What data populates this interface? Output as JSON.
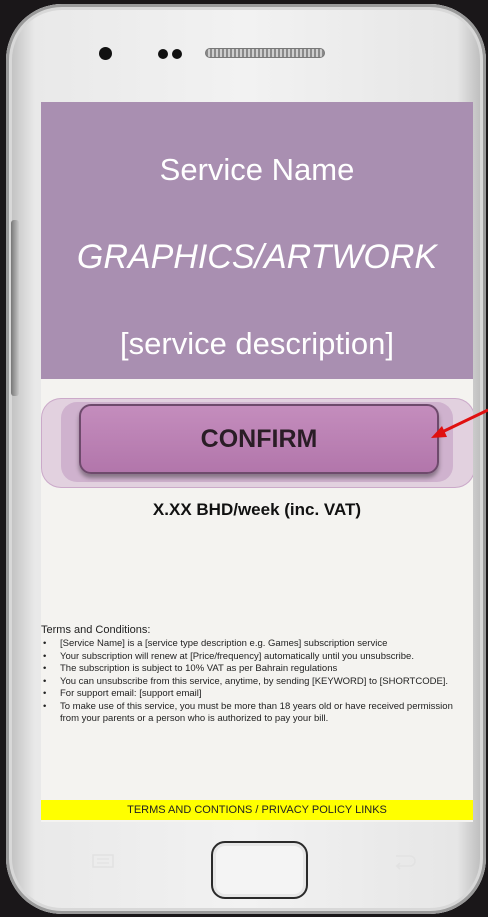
{
  "hero": {
    "service_name": "Service Name",
    "graphics": "GRAPHICS/ARTWORK",
    "description": "[service description]"
  },
  "cta": {
    "confirm_label": "CONFIRM",
    "price": "X.XX BHD/week (inc. VAT)"
  },
  "terms": {
    "title": "Terms and Conditions:",
    "items": [
      "[Service Name] is a [service type description e.g. Games] subscription service",
      "Your subscription will renew at [Price/frequency] automatically until you unsubscribe.",
      "The subscription is subject to 10% VAT as per Bahrain regulations",
      "You can unsubscribe from this service, anytime, by sending [KEYWORD] to [SHORTCODE].",
      "For support email: [support email]",
      "To make use of this service, you must be more than 18 years old or have received permission from your parents or a person who is authorized to pay your bill."
    ]
  },
  "footer": {
    "links": "TERMS AND CONTIONS / PRIVACY POLICY LINKS"
  },
  "colors": {
    "hero_bg": "#a98fb1",
    "confirm_bg": "#b97fb3",
    "footer_bg": "#ffff00",
    "arrow": "#e01010"
  },
  "icons": [
    "menu-icon",
    "back-icon",
    "red-arrow-icon",
    "home-button"
  ]
}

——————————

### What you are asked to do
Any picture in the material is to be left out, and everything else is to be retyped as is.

### Task answer
What data populates this interface? Output as JSON.
{
  "hero": {
    "service_name": "Service Name",
    "graphics": "GRAPHICS/ARTWORK",
    "description": "[service description]"
  },
  "cta": {
    "confirm_label": "CONFIRM",
    "price": "X.XX BHD/week (inc. VAT)"
  },
  "terms": {
    "title": "Terms and Conditions:",
    "items": [
      "[Service Name] is a [service type description e.g. Games] subscription service",
      "Your subscription will renew at [Price/frequency] automatically until you unsubscribe.",
      "The subscription is subject to 10% VAT as per Bahrain regulations",
      "You can unsubscribe from this service, anytime, by sending [KEYWORD] to [SHORTCODE].",
      "For support email: [support email]",
      "To make use of this service, you must be more than 18 years old or have received permission from your parents or a person who is authorized to pay your bill."
    ]
  },
  "footer": {
    "links": "TERMS AND CONTIONS / PRIVACY POLICY LINKS"
  },
  "colors": {
    "hero_bg": "#a98fb1",
    "confirm_bg": "#b97fb3",
    "footer_bg": "#ffff00",
    "arrow": "#e01010"
  },
  "icons": [
    "menu-icon",
    "back-icon",
    "red-arrow-icon",
    "home-button"
  ]
}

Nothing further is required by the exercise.